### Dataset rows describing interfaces
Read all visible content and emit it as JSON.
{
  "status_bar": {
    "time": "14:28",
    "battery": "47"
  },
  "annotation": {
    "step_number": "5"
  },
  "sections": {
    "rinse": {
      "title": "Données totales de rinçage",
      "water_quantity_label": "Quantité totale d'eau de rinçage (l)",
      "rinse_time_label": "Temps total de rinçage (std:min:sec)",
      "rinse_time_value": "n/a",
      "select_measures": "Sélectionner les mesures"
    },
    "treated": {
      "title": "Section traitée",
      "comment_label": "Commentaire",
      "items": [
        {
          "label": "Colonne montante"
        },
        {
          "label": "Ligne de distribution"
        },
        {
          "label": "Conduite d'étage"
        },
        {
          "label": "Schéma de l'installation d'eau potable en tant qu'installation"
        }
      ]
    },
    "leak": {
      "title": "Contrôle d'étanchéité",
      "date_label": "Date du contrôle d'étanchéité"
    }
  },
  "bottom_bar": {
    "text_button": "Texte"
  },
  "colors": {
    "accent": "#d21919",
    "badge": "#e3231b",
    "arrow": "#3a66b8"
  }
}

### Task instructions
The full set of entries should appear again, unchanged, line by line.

### Solution
Read all visible content and emit it as JSON.
{
  "status_bar": {
    "time": "14:28",
    "battery": "47"
  },
  "annotation": {
    "step_number": "5"
  },
  "sections": {
    "rinse": {
      "title": "Données totales de rinçage",
      "water_quantity_label": "Quantité totale d'eau de rinçage (l)",
      "rinse_time_label": "Temps total de rinçage (std:min:sec)",
      "rinse_time_value": "n/a",
      "select_measures": "Sélectionner les mesures"
    },
    "treated": {
      "title": "Section traitée",
      "comment_label": "Commentaire",
      "items": [
        {
          "label": "Colonne montante"
        },
        {
          "label": "Ligne de distribution"
        },
        {
          "label": "Conduite d'étage"
        },
        {
          "label": "Schéma de l'installation d'eau potable en tant qu'installation"
        }
      ]
    },
    "leak": {
      "title": "Contrôle d'étanchéité",
      "date_label": "Date du contrôle d'étanchéité"
    }
  },
  "bottom_bar": {
    "text_button": "Texte"
  },
  "colors": {
    "accent": "#d21919",
    "badge": "#e3231b",
    "arrow": "#3a66b8"
  }
}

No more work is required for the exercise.